March 4, 1875:  British Public Health Act consolidates authority to deal with housing, water pollution, occupational disease, and other problems. On this date, an article appeared in The Nation that described the appalling conditions of drinking water in London:  “It is no exaggeration to say that … there is hardly an unpolluted river in the whole of England. Between the sewage of towns and the offscourings of manufactories, distilleries, breweries, and the like, every stream and river in the country is poisoned and rendered unfit for domestic use. Sparkling brooks that not many years ago were frequented by speckled trout and silvery salmon are now transformed into gigantic cesspools, which a clean-living toad would be ashamed to haunt. No wise man or woman will touch a drop of London water until it has been boiled and filtered, and even then they will use as little of it as they can. The manufacturing interest will no doubt be roused if any attempt be made to interfere with their prerogative of public poisoning. But the good sense, not to say the newly- awakened terror, of the country will support the Government if their measure be wisely considered, and be calculated to promote the end it has in view. [The Nation. Mar. 4, 1875, p.11, “The Coming Measures.”]

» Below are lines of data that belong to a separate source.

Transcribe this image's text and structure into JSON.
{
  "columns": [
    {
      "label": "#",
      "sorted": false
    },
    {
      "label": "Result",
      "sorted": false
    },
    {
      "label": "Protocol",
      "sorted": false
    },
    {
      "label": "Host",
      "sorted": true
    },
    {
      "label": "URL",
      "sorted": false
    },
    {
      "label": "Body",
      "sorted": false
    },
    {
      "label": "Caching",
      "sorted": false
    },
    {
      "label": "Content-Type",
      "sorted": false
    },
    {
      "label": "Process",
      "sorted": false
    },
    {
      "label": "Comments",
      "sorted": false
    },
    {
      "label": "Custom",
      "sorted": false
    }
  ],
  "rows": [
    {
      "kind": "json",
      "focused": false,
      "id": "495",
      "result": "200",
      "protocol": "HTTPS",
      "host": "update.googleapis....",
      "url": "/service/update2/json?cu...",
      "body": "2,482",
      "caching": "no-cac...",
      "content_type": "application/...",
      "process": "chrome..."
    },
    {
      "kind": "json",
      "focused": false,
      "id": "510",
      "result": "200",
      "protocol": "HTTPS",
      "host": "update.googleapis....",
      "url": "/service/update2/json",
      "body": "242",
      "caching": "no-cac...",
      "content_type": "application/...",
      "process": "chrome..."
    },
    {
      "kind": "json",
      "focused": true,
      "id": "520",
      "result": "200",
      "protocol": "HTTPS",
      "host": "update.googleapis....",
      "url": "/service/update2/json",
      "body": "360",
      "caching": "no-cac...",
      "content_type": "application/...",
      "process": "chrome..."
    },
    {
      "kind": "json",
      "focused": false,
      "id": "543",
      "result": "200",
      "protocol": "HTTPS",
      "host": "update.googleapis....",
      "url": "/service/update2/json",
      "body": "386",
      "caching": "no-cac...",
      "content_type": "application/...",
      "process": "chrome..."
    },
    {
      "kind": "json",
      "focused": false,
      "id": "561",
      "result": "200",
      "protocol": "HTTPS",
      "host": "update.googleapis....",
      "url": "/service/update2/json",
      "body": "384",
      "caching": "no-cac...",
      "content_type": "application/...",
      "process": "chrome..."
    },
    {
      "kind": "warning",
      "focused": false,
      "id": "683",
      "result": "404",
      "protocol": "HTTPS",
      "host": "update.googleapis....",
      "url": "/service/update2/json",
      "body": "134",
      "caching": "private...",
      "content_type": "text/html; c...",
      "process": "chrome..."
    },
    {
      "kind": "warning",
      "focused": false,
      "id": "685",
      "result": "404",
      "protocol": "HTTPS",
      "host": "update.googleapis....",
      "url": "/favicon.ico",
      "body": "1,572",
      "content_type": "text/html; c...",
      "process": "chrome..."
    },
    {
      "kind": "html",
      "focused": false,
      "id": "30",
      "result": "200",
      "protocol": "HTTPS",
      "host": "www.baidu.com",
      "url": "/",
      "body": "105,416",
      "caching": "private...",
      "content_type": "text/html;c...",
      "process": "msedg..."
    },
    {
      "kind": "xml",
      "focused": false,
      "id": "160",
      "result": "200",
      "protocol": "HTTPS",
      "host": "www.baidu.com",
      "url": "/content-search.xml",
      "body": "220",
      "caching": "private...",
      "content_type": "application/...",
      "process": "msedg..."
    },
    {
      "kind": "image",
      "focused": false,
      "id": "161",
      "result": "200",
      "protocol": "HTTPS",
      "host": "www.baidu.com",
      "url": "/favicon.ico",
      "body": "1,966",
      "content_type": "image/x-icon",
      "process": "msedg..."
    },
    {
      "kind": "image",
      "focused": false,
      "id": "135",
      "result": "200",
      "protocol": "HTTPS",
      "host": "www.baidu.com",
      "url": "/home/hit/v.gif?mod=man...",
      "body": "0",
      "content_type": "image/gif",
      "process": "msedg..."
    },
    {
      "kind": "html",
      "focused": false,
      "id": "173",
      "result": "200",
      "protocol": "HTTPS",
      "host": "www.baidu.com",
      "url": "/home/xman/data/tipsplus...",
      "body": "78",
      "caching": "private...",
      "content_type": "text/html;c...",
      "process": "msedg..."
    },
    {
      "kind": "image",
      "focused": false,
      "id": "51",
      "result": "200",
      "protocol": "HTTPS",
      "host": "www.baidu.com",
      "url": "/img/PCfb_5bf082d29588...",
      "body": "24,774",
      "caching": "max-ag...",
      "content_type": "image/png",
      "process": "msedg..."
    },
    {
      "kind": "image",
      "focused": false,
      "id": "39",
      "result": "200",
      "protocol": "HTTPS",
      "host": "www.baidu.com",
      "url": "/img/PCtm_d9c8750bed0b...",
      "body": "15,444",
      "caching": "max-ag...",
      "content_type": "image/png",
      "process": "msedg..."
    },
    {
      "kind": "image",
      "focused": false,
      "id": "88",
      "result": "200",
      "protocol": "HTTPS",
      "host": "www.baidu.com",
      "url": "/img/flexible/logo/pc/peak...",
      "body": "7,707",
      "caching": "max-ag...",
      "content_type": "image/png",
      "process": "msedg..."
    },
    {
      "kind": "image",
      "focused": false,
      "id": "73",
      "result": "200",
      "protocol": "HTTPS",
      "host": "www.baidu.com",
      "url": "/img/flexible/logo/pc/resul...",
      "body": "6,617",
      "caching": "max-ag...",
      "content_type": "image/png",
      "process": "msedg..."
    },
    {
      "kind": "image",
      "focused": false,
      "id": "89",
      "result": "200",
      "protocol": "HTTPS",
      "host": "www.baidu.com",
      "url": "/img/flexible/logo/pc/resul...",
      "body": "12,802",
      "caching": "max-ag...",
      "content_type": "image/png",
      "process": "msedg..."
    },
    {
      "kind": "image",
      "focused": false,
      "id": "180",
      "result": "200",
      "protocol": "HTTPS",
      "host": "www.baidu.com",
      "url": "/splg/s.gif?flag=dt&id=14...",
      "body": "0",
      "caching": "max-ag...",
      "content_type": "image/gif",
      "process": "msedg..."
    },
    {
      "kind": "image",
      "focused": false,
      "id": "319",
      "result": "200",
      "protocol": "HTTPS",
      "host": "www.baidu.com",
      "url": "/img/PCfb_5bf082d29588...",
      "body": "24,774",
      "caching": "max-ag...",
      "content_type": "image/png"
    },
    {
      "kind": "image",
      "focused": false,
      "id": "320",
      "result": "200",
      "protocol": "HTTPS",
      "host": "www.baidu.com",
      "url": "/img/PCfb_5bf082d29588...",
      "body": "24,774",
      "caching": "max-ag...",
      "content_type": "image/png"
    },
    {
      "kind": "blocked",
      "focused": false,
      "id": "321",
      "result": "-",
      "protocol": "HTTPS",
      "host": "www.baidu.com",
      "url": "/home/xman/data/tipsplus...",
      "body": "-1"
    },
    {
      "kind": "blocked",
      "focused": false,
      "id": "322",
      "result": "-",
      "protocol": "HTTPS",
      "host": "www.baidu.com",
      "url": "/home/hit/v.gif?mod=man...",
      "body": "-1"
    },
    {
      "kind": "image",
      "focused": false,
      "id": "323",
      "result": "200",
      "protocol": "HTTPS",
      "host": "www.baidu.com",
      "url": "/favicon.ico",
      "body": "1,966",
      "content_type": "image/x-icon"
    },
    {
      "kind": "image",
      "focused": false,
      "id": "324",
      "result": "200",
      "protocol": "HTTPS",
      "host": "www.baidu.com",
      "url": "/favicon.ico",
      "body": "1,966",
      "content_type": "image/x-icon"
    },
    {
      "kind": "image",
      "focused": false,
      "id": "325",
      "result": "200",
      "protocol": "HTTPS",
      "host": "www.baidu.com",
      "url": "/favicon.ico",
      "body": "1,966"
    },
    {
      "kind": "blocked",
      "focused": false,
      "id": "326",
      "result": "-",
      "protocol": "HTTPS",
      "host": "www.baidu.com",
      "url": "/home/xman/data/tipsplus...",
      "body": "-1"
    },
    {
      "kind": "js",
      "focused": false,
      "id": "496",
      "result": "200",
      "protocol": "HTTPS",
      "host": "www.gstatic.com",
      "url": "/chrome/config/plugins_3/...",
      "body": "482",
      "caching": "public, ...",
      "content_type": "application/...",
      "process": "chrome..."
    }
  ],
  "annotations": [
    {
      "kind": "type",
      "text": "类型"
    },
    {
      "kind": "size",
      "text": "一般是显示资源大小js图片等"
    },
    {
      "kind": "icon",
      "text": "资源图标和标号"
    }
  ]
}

March 4

Offscourings

Offscourings

March 4, 1875:  British Public Health Act consolidates authority to deal with housing, water pollution, occupational disease, and other problems. On this date, an article appeared in The Nation that described the appalling conditions of drinking water in London:  “It is no exaggeration to say that … there is hardly an unpolluted river in the whole of England. Between the sewage of towns and the offscourings of manufactories, distilleries, breweries, and the like, every stream and river in the country is poisoned and rendered unfit for domestic use. Sparkling brooks that not many years ago were frequented by speckled trout and silvery salmon are now transformed into gigantic cesspools, which a clean-living toad would be ashamed to haunt. No wise man or woman will touch a drop of London water until it has been boiled and filtered, and even then they will use as little of it as they can. The manufacturing interest will no doubt be roused if any attempt be made to interfere with their prerogative of public poisoning. But the good sense, not to say the newly- awakened terror, of the country will support the Government if their measure be wisely considered, and be calculated to promote the end it has in view. [The Nation. Mar. 4, 1875, p.11, “The Coming Measures.”]